* TASK: Print the entries exactly; no image belongs in the copy.

* DATASET EXTRACT:
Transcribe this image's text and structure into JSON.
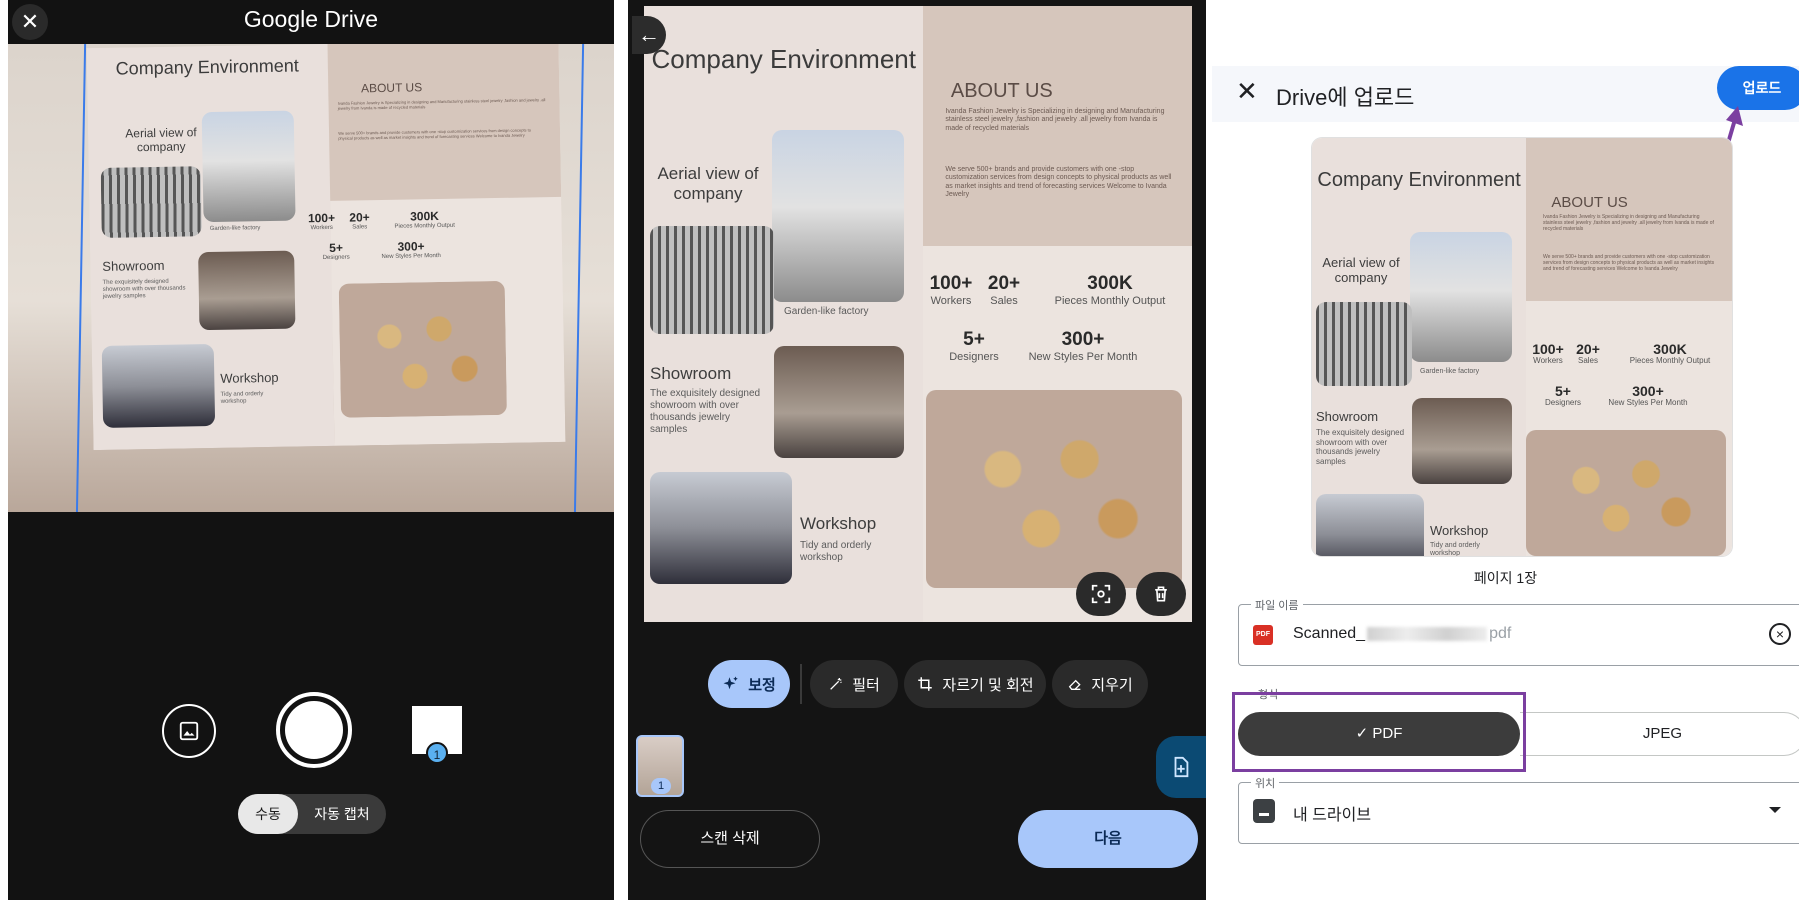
{
  "camera": {
    "close_icon": "✕",
    "title": "Google Drive",
    "thumbnail_count": "1",
    "mode_manual": "수동",
    "mode_auto": "자동 캡처"
  },
  "document": {
    "company_title": "Company Environment",
    "about_heading": "ABOUT US",
    "about_text_1": "Ivanda Fashion Jewelry is Specializing in designing and Manufacturing stainless steel jewelry ,fashion and jewelry .all jewelry from Ivanda is made of recycled materials",
    "about_text_2": "We serve 500+ brands and provide customers with one -stop customization services from design concepts to physical products as well as market insights and trend of forecasting services Welcome to Ivanda Jewelry",
    "aerial_label": "Aerial view of company",
    "garden_label": "Garden-like factory",
    "showroom_label": "Showroom",
    "showroom_desc": "The exquisitely designed showroom with over thousands jewelry samples",
    "workshop_label": "Workshop",
    "workshop_desc": "Tidy and orderly workshop",
    "stats": [
      {
        "value": "100+",
        "label": "Workers"
      },
      {
        "value": "20+",
        "label": "Sales"
      },
      {
        "value": "300K",
        "label": "Pieces Monthly Output"
      },
      {
        "value": "5+",
        "label": "Designers"
      },
      {
        "value": "300+",
        "label": "New Styles Per Month"
      }
    ]
  },
  "review": {
    "back_icon": "←",
    "tools": [
      {
        "label": "보정",
        "icon": "sparkle-icon"
      },
      {
        "label": "필터",
        "icon": "magic-wand-icon"
      },
      {
        "label": "자르기 및 회전",
        "icon": "crop-rotate-icon"
      },
      {
        "label": "지우기",
        "icon": "eraser-icon"
      }
    ],
    "page_badge": "1",
    "delete_scan": "스캔 삭제",
    "next": "다음"
  },
  "upload": {
    "close_icon": "✕",
    "title": "Drive에 업로드",
    "upload_button": "업로드",
    "page_count": "페이지 1장",
    "filename_label": "파일 이름",
    "filename_prefix": "Scanned_",
    "filename_ext": "pdf",
    "format_label": "형식",
    "format_pdf": "PDF",
    "format_jpeg": "JPEG",
    "location_label": "위치",
    "location_value": "내 드라이브",
    "annotation_color": "#7b3fa0",
    "accent_color": "#1a73e8"
  }
}
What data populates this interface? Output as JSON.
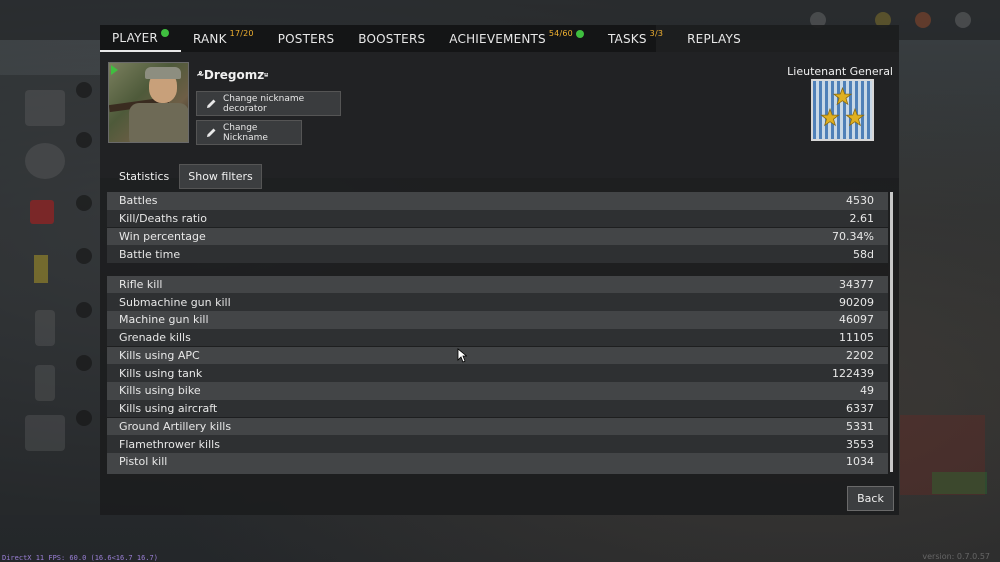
{
  "tabs": [
    {
      "label": "PLAYER",
      "active": true,
      "badge": "",
      "dot": true
    },
    {
      "label": "RANK",
      "active": false,
      "badge": "17/20",
      "dot": false
    },
    {
      "label": "POSTERS",
      "active": false,
      "badge": "",
      "dot": false
    },
    {
      "label": "BOOSTERS",
      "active": false,
      "badge": "",
      "dot": false
    },
    {
      "label": "ACHIEVEMENTS",
      "active": false,
      "badge": "54/60",
      "dot": true
    },
    {
      "label": "TASKS",
      "active": false,
      "badge": "3/3",
      "dot": false
    },
    {
      "label": "REPLAYS",
      "active": false,
      "badge": "",
      "dot": false
    }
  ],
  "player": {
    "nickname": "⸛Dregomz⸚",
    "change_decorator_label": "Change nickname decorator",
    "change_nickname_label": "Change Nickname",
    "rank_title": "Lieutenant General",
    "rank_stars": 3
  },
  "statistics": {
    "label": "Statistics",
    "filters_label": "Show filters",
    "groups": [
      [
        {
          "name": "Battles",
          "value": "4530"
        },
        {
          "name": "Kill/Deaths ratio",
          "value": "2.61"
        },
        {
          "name": "Win percentage",
          "value": "70.34%"
        },
        {
          "name": "Battle time",
          "value": "58d"
        }
      ],
      [
        {
          "name": "Rifle kill",
          "value": "34377"
        },
        {
          "name": "Submachine gun kill",
          "value": "90209"
        },
        {
          "name": "Machine gun kill",
          "value": "46097"
        },
        {
          "name": "Grenade kills",
          "value": "11105"
        },
        {
          "name": "Kills using APC",
          "value": "2202"
        },
        {
          "name": "Kills using tank",
          "value": "122439"
        },
        {
          "name": "Kills using bike",
          "value": "49"
        },
        {
          "name": "Kills using aircraft",
          "value": "6337"
        },
        {
          "name": "Ground Artillery kills",
          "value": "5331"
        },
        {
          "name": "Flamethrower kills",
          "value": "3553"
        },
        {
          "name": "Pistol kill",
          "value": "1034"
        }
      ]
    ]
  },
  "back_label": "Back",
  "fps_text": "DirectX 11 FPS: 60.0 (16.6<16.7 16.7)",
  "version_text": "version: 0.7.0.57",
  "colors": {
    "badge": "#f0b030",
    "online_dot": "#3fbf3f",
    "row_light": "#434547",
    "row_dark": "#2e3032"
  }
}
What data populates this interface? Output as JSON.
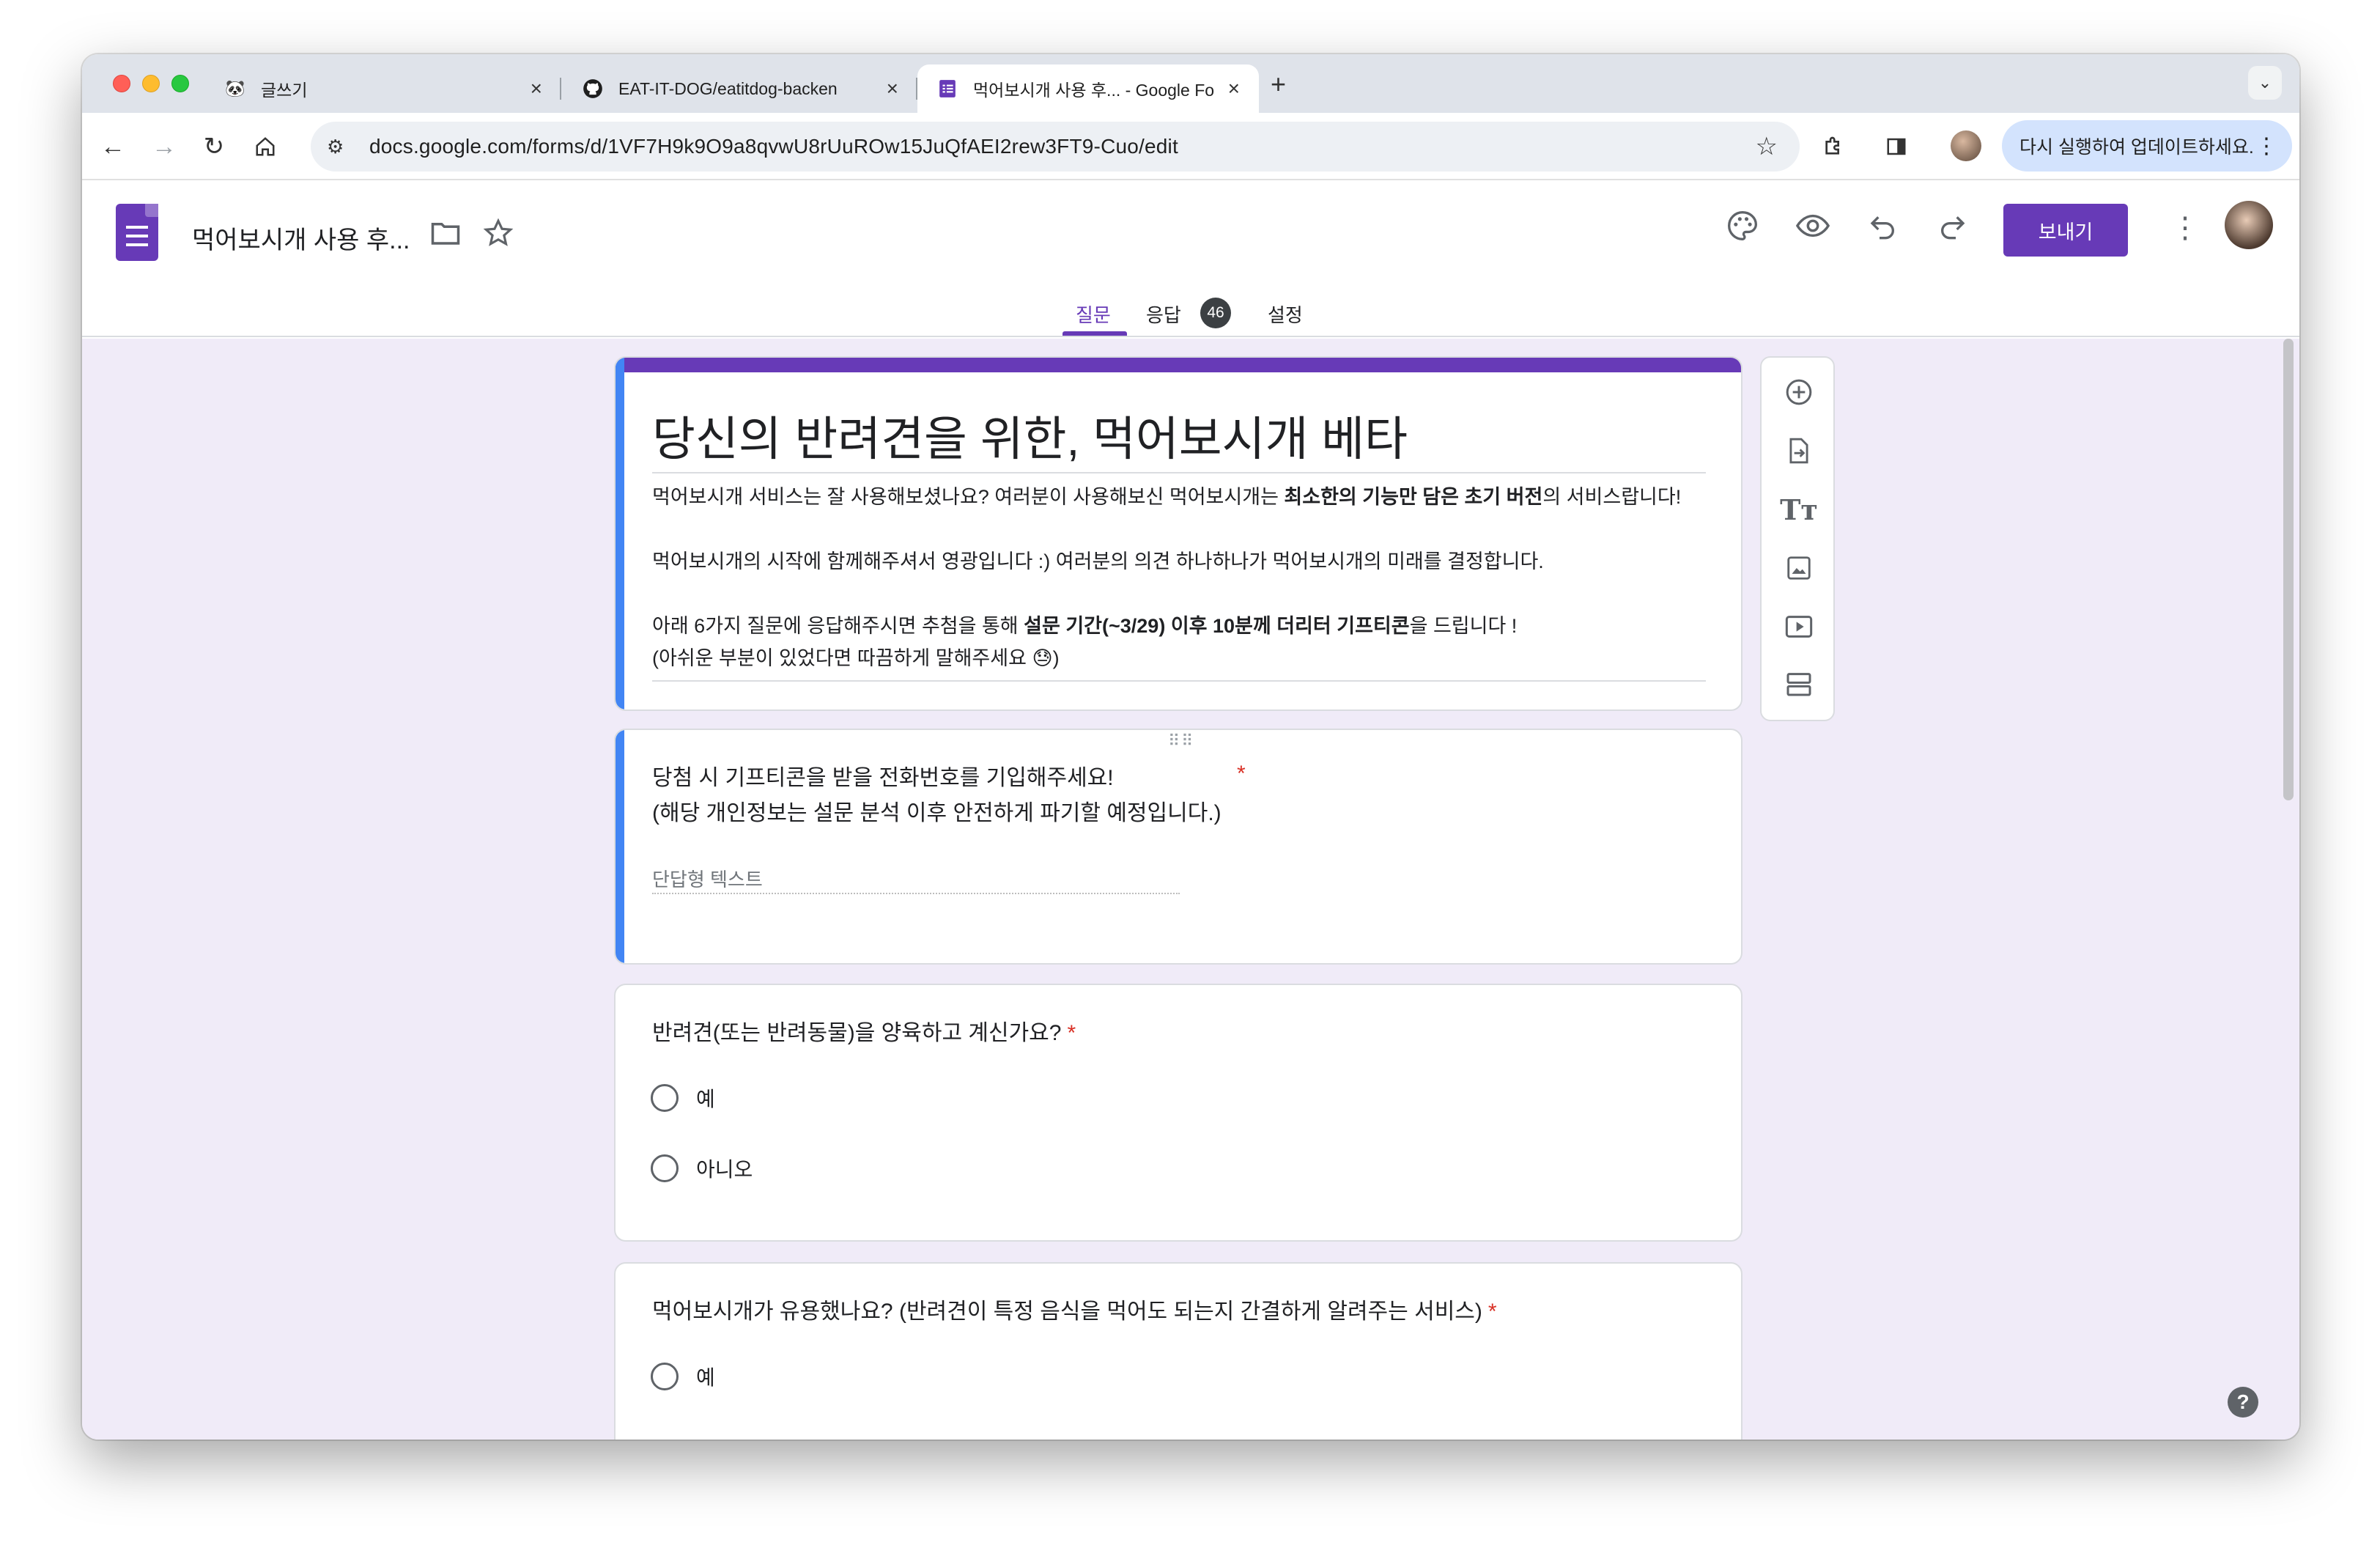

* YOUR SOLUTION:
Transcribe this image's text and structure into JSON.
{
  "camera": {
    "close_icon": "✕",
    "title": "Google Drive",
    "thumbnail_count": "1",
    "mode_manual": "수동",
    "mode_auto": "자동 캡처"
  },
  "document": {
    "company_title": "Company Environment",
    "about_heading": "ABOUT US",
    "about_text_1": "Ivanda Fashion Jewelry is Specializing in designing and Manufacturing stainless steel jewelry ,fashion and jewelry .all jewelry from Ivanda is made of recycled materials",
    "about_text_2": "We serve 500+ brands and provide customers with one -stop customization services from design concepts to physical products as well as market insights and trend of forecasting services Welcome to Ivanda Jewelry",
    "aerial_label": "Aerial view of company",
    "garden_label": "Garden-like factory",
    "showroom_label": "Showroom",
    "showroom_desc": "The exquisitely designed showroom with over thousands jewelry samples",
    "workshop_label": "Workshop",
    "workshop_desc": "Tidy and orderly workshop",
    "stats": [
      {
        "value": "100+",
        "label": "Workers"
      },
      {
        "value": "20+",
        "label": "Sales"
      },
      {
        "value": "300K",
        "label": "Pieces Monthly Output"
      },
      {
        "value": "5+",
        "label": "Designers"
      },
      {
        "value": "300+",
        "label": "New Styles Per Month"
      }
    ]
  },
  "review": {
    "back_icon": "←",
    "tools": [
      {
        "label": "보정",
        "icon": "sparkle-icon"
      },
      {
        "label": "필터",
        "icon": "magic-wand-icon"
      },
      {
        "label": "자르기 및 회전",
        "icon": "crop-rotate-icon"
      },
      {
        "label": "지우기",
        "icon": "eraser-icon"
      }
    ],
    "page_badge": "1",
    "delete_scan": "스캔 삭제",
    "next": "다음"
  },
  "upload": {
    "close_icon": "✕",
    "title": "Drive에 업로드",
    "upload_button": "업로드",
    "page_count": "페이지 1장",
    "filename_label": "파일 이름",
    "filename_prefix": "Scanned_",
    "filename_ext": "pdf",
    "format_label": "형식",
    "format_pdf": "PDF",
    "format_jpeg": "JPEG",
    "location_label": "위치",
    "location_value": "내 드라이브",
    "annotation_color": "#7b3fa0",
    "accent_color": "#1a73e8"
  }
}
What data populates this interface? Output as JSON.
{
  "tabs": [
    {
      "label": "PLAYER",
      "active": true,
      "badge": "",
      "dot": true
    },
    {
      "label": "RANK",
      "active": false,
      "badge": "17/20",
      "dot": false
    },
    {
      "label": "POSTERS",
      "active": false,
      "badge": "",
      "dot": false
    },
    {
      "label": "BOOSTERS",
      "active": false,
      "badge": "",
      "dot": false
    },
    {
      "label": "ACHIEVEMENTS",
      "active": false,
      "badge": "54/60",
      "dot": true
    },
    {
      "label": "TASKS",
      "active": false,
      "badge": "3/3",
      "dot": false
    },
    {
      "label": "REPLAYS",
      "active": false,
      "badge": "",
      "dot": false
    }
  ],
  "player": {
    "nickname": "⸛Dregomz⸚",
    "change_decorator_label": "Change nickname decorator",
    "change_nickname_label": "Change Nickname",
    "rank_title": "Lieutenant General",
    "rank_stars": 3
  },
  "statistics": {
    "label": "Statistics",
    "filters_label": "Show filters",
    "groups": [
      [
        {
          "name": "Battles",
          "value": "4530"
        },
        {
          "name": "Kill/Deaths ratio",
          "value": "2.61"
        },
        {
          "name": "Win percentage",
          "value": "70.34%"
        },
        {
          "name": "Battle time",
          "value": "58d"
        }
      ],
      [
        {
          "name": "Rifle kill",
          "value": "34377"
        },
        {
          "name": "Submachine gun kill",
          "value": "90209"
        },
        {
          "name": "Machine gun kill",
          "value": "46097"
        },
        {
          "name": "Grenade kills",
          "value": "11105"
        },
        {
          "name": "Kills using APC",
          "value": "2202"
        },
        {
          "name": "Kills using tank",
          "value": "122439"
        },
        {
          "name": "Kills using bike",
          "value": "49"
        },
        {
          "name": "Kills using aircraft",
          "value": "6337"
        },
        {
          "name": "Ground Artillery kills",
          "value": "5331"
        },
        {
          "name": "Flamethrower kills",
          "value": "3553"
        },
        {
          "name": "Pistol kill",
          "value": "1034"
        }
      ]
    ]
  },
  "back_label": "Back",
  "fps_text": "DirectX 11 FPS: 60.0 (16.6<16.7 16.7)",
  "version_text": "version: 0.7.0.57",
  "colors": {
    "badge": "#f0b030",
    "online_dot": "#3fbf3f",
    "row_light": "#434547",
    "row_dark": "#2e3032"
  }
}
What data populates this interface? Output as JSON.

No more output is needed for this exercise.